+++ Dataset excerpts +++
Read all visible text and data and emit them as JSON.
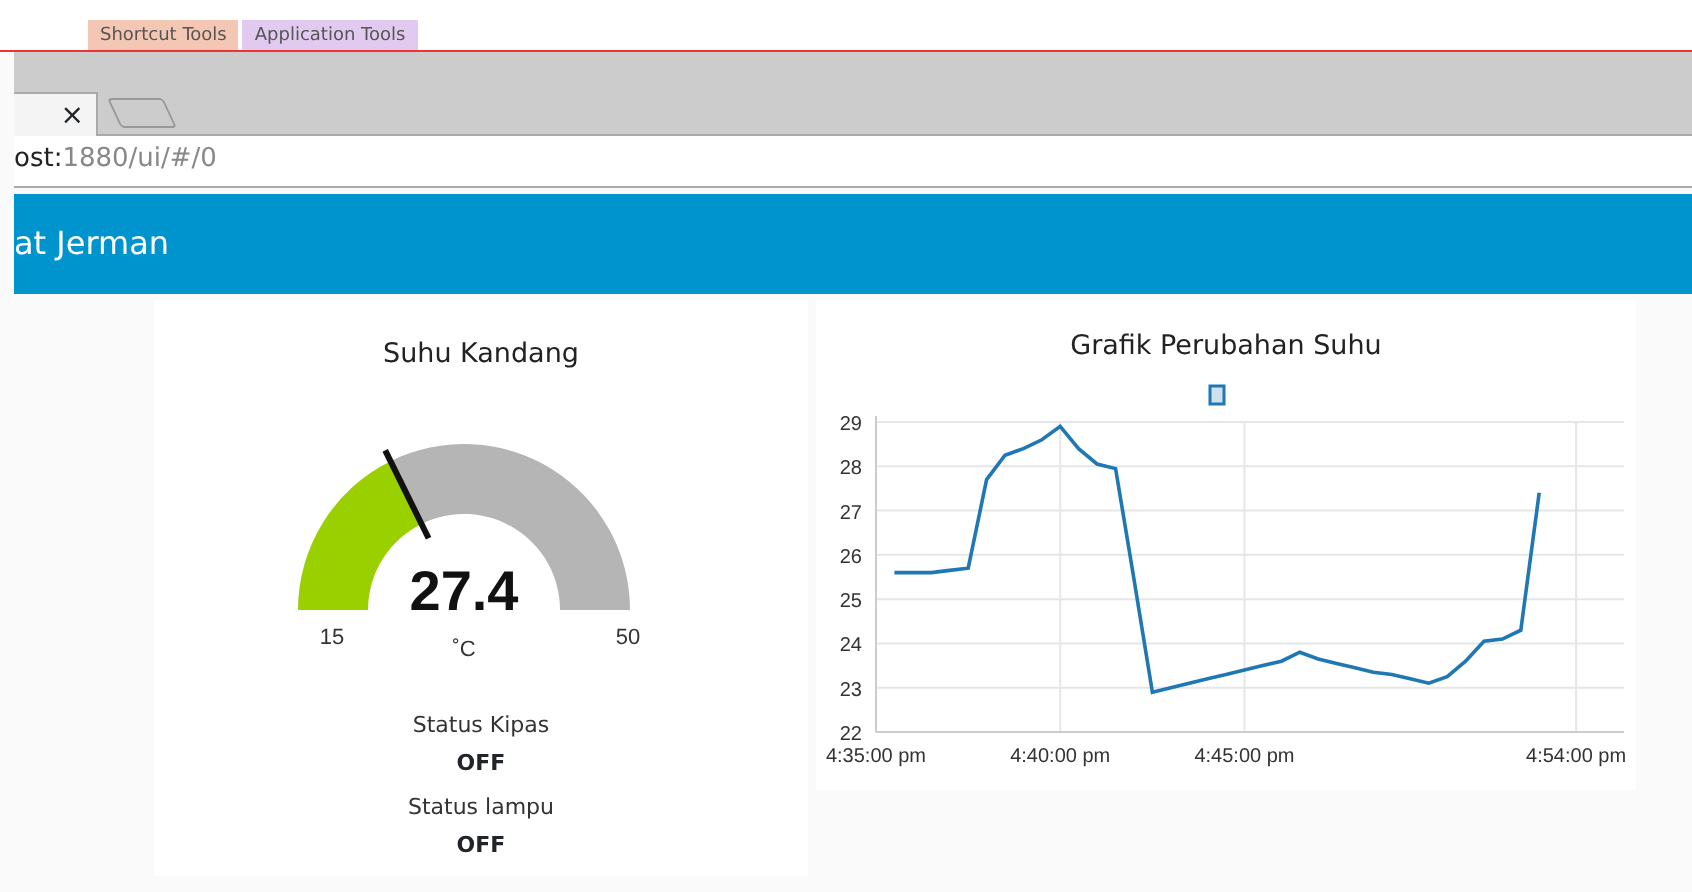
{
  "ribbon_tabs": [
    {
      "label": "Shortcut Tools",
      "color": "#f3c7b4"
    },
    {
      "label": "Application Tools",
      "color": "#e1c9f0"
    }
  ],
  "browser_tab": {
    "close": "×"
  },
  "address_bar": {
    "host": "ost:",
    "path": "1880/ui/#/0"
  },
  "header": {
    "title": "at Jerman"
  },
  "gauge_card": {
    "title": "Suhu Kandang",
    "value": "27.4",
    "unit": "˚C",
    "min": "15",
    "max": "50",
    "level": 0.354,
    "statuses": [
      {
        "label": "Status Kipas",
        "value": "OFF"
      },
      {
        "label": "Status lampu",
        "value": "OFF"
      }
    ]
  },
  "chart_card": {
    "title": "Grafik Perubahan Suhu",
    "chart_data": {
      "type": "line",
      "grid": true,
      "ylim": [
        22,
        29
      ],
      "yticks": [
        22,
        23,
        24,
        25,
        26,
        27,
        28,
        29
      ],
      "categories": [
        "4:35:00 pm",
        null,
        null,
        null,
        null,
        null,
        null,
        null,
        null,
        null,
        "4:40:00 pm",
        null,
        null,
        null,
        null,
        null,
        null,
        null,
        null,
        null,
        "4:45:00 pm",
        null,
        null,
        null,
        null,
        null,
        null,
        null,
        null,
        null,
        null,
        null,
        null,
        null,
        null,
        null,
        null,
        null,
        "4:54:00 pm",
        null,
        null
      ],
      "series": [
        {
          "color": "#1f77b4",
          "values": [
            null,
            25.6,
            25.6,
            25.6,
            25.65,
            25.7,
            27.7,
            28.25,
            28.4,
            28.6,
            28.9,
            28.4,
            28.05,
            27.95,
            25.45,
            22.9,
            23.0,
            23.1,
            23.2,
            23.3,
            23.4,
            23.5,
            23.6,
            23.8,
            23.65,
            23.55,
            23.45,
            23.35,
            23.3,
            23.2,
            23.1,
            23.25,
            23.6,
            24.05,
            24.1,
            24.3,
            27.4,
            null,
            null,
            null,
            null
          ]
        }
      ]
    }
  }
}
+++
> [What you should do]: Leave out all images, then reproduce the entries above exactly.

> [Answer box]:
Read all visible text and data and emit them as JSON.
{
  "ribbon_tabs": [
    {
      "label": "Shortcut Tools",
      "color": "#f3c7b4"
    },
    {
      "label": "Application Tools",
      "color": "#e1c9f0"
    }
  ],
  "browser_tab": {
    "close": "×"
  },
  "address_bar": {
    "host": "ost:",
    "path": "1880/ui/#/0"
  },
  "header": {
    "title": "at Jerman"
  },
  "gauge_card": {
    "title": "Suhu Kandang",
    "value": "27.4",
    "unit": "˚C",
    "min": "15",
    "max": "50",
    "level": 0.354,
    "statuses": [
      {
        "label": "Status Kipas",
        "value": "OFF"
      },
      {
        "label": "Status lampu",
        "value": "OFF"
      }
    ]
  },
  "chart_card": {
    "title": "Grafik Perubahan Suhu",
    "chart_data": {
      "type": "line",
      "grid": true,
      "ylim": [
        22,
        29
      ],
      "yticks": [
        22,
        23,
        24,
        25,
        26,
        27,
        28,
        29
      ],
      "categories": [
        "4:35:00 pm",
        null,
        null,
        null,
        null,
        null,
        null,
        null,
        null,
        null,
        "4:40:00 pm",
        null,
        null,
        null,
        null,
        null,
        null,
        null,
        null,
        null,
        "4:45:00 pm",
        null,
        null,
        null,
        null,
        null,
        null,
        null,
        null,
        null,
        null,
        null,
        null,
        null,
        null,
        null,
        null,
        null,
        "4:54:00 pm",
        null,
        null
      ],
      "series": [
        {
          "color": "#1f77b4",
          "values": [
            null,
            25.6,
            25.6,
            25.6,
            25.65,
            25.7,
            27.7,
            28.25,
            28.4,
            28.6,
            28.9,
            28.4,
            28.05,
            27.95,
            25.45,
            22.9,
            23.0,
            23.1,
            23.2,
            23.3,
            23.4,
            23.5,
            23.6,
            23.8,
            23.65,
            23.55,
            23.45,
            23.35,
            23.3,
            23.2,
            23.1,
            23.25,
            23.6,
            24.05,
            24.1,
            24.3,
            27.4,
            null,
            null,
            null,
            null
          ]
        }
      ]
    }
  }
}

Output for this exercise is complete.